Toroid-w-hole.3dm (123.9 KB)
I created a washer that I will print, but after it was complete, I decided that I wanted to make it a little more compressible. I decided to revolve a circle to create a solid toroid and then subtract it from my washer using Boolean difference. I was surprised when it failed. I know that I can add a circle to a section and revolve it to achieve the desired result, but why can’t I just subtract the ‘donut’ ?
Boolean difference works with solids but you have surfaces, not solids, which is why it isn’t working for you.
You will also find that you cannot Boolean out a completely enclosed void within a solid (there are other posts that explain this).
To get a void anchored in your washer, create a solid comprising the bottom half only. Then mirror that to make the top half. punch a tiny hole through one half by subtracting a cylinder so that you link the inner curved surface to the outer, then union the top and bottom halves. The wall of the tiny hole will be enough to make the void work and shouldn’t impact the printing.
Toroid-w-hole (2).3dm (346.4 KB)
is not possible to use booleans if the surfaces are not intersected, having one solid inside another is not an intersection. you can use boolean in open surfaces if the intersections are closed curves btw.
anyway if it is only for printing just export as stl and the slicer normally recognizes the inner volume as hollow of the exterior part.
In my experience the void is filled (Form 2 printer).
Caution is recommended as the parts are them much heavier and sometimes fail and fall into the resin tank.
Add extra supports just to be safe.

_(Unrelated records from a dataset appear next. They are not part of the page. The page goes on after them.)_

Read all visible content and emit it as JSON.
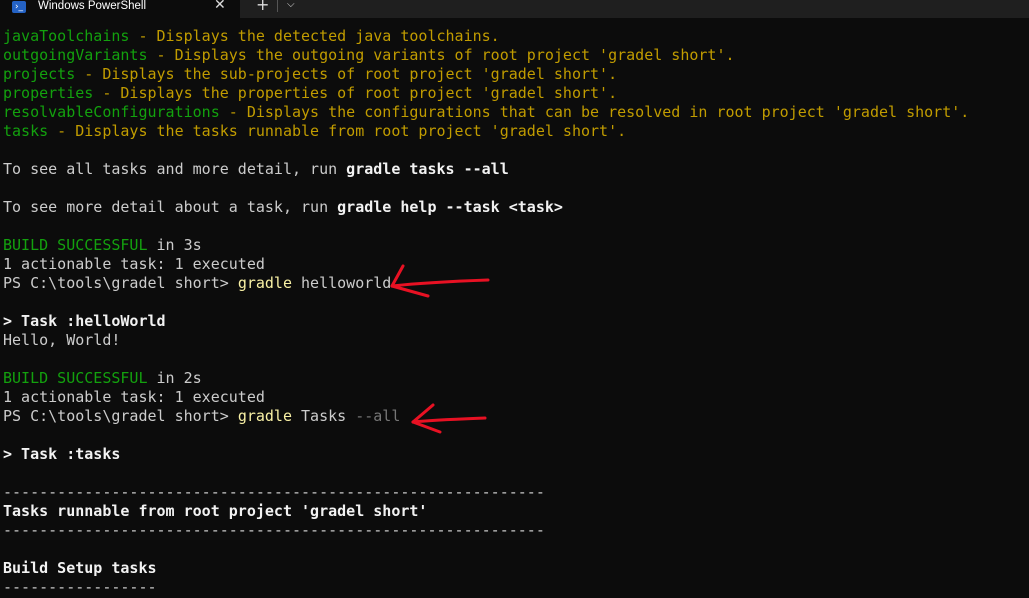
{
  "window": {
    "tab_title": "Windows PowerShell",
    "icon": "powershell-icon",
    "close_glyph": "✕",
    "new_tab_glyph": "+",
    "dropdown_glyph": "⌵"
  },
  "colors": {
    "background": "#0c0c0c",
    "yellow": "#c19c00",
    "green": "#13a10e",
    "text": "#cccccc",
    "annotation": "#e81123"
  },
  "terminal": {
    "lines": [
      [
        {
          "t": "javaToolchains",
          "c": "g"
        },
        {
          "t": " - Displays the detected java toolchains.",
          "c": "y"
        }
      ],
      [
        {
          "t": "outgoingVariants",
          "c": "g"
        },
        {
          "t": " - Displays the outgoing variants of root project 'gradel short'.",
          "c": "y"
        }
      ],
      [
        {
          "t": "projects",
          "c": "g"
        },
        {
          "t": " - Displays the sub-projects of root project 'gradel short'.",
          "c": "y"
        }
      ],
      [
        {
          "t": "properties",
          "c": "g"
        },
        {
          "t": " - Displays the properties of root project 'gradel short'.",
          "c": "y"
        }
      ],
      [
        {
          "t": "resolvableConfigurations",
          "c": "g"
        },
        {
          "t": " - Displays the configurations that can be resolved in root project 'gradel short'.",
          "c": "y"
        }
      ],
      [
        {
          "t": "tasks",
          "c": "g"
        },
        {
          "t": " - Displays the tasks runnable from root project 'gradel short'.",
          "c": "y"
        }
      ],
      [],
      [
        {
          "t": "To see all tasks and more detail, run ",
          "c": "c"
        },
        {
          "t": "gradle tasks --all",
          "c": "w"
        }
      ],
      [],
      [
        {
          "t": "To see more detail about a task, run ",
          "c": "c"
        },
        {
          "t": "gradle help --task <task>",
          "c": "w"
        }
      ],
      [],
      [
        {
          "t": "BUILD SUCCESSFUL",
          "c": "g"
        },
        {
          "t": " in 3s",
          "c": "c"
        }
      ],
      [
        {
          "t": "1 actionable task: 1 executed",
          "c": "c"
        }
      ],
      [
        {
          "t": "PS C:\\tools\\gradel short> ",
          "c": "c"
        },
        {
          "t": "gradle",
          "c": "k"
        },
        {
          "t": " helloworld",
          "c": "c"
        }
      ],
      [],
      [
        {
          "t": "> Task :helloWorld",
          "c": "w"
        }
      ],
      [
        {
          "t": "Hello, World!",
          "c": "c"
        }
      ],
      [],
      [
        {
          "t": "BUILD SUCCESSFUL",
          "c": "g"
        },
        {
          "t": " in 2s",
          "c": "c"
        }
      ],
      [
        {
          "t": "1 actionable task: 1 executed",
          "c": "c"
        }
      ],
      [
        {
          "t": "PS C:\\tools\\gradel short> ",
          "c": "c"
        },
        {
          "t": "gradle",
          "c": "k"
        },
        {
          "t": " Tasks ",
          "c": "c"
        },
        {
          "t": "--all",
          "c": "dim"
        }
      ],
      [],
      [
        {
          "t": "> Task :tasks",
          "c": "w"
        }
      ],
      [],
      [
        {
          "t": "------------------------------------------------------------",
          "c": "c"
        }
      ],
      [
        {
          "t": "Tasks runnable from root project 'gradel short'",
          "c": "w"
        }
      ],
      [
        {
          "t": "------------------------------------------------------------",
          "c": "c"
        }
      ],
      [],
      [
        {
          "t": "Build Setup tasks",
          "c": "w"
        }
      ],
      [
        {
          "t": "-----------------",
          "c": "c"
        }
      ]
    ]
  },
  "annotations": [
    "red-arrow",
    "red-arrow"
  ]
}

If you flip the normals on the inner mesh, the slicer should recognize that’s the ‘inner outside’ of the part, otherwise it would probably just see it as an overlapping mesh to be combined. Of course that’s not hugely necessary for 3D printing, you can just use the wall thickness and infill settings in the slicer.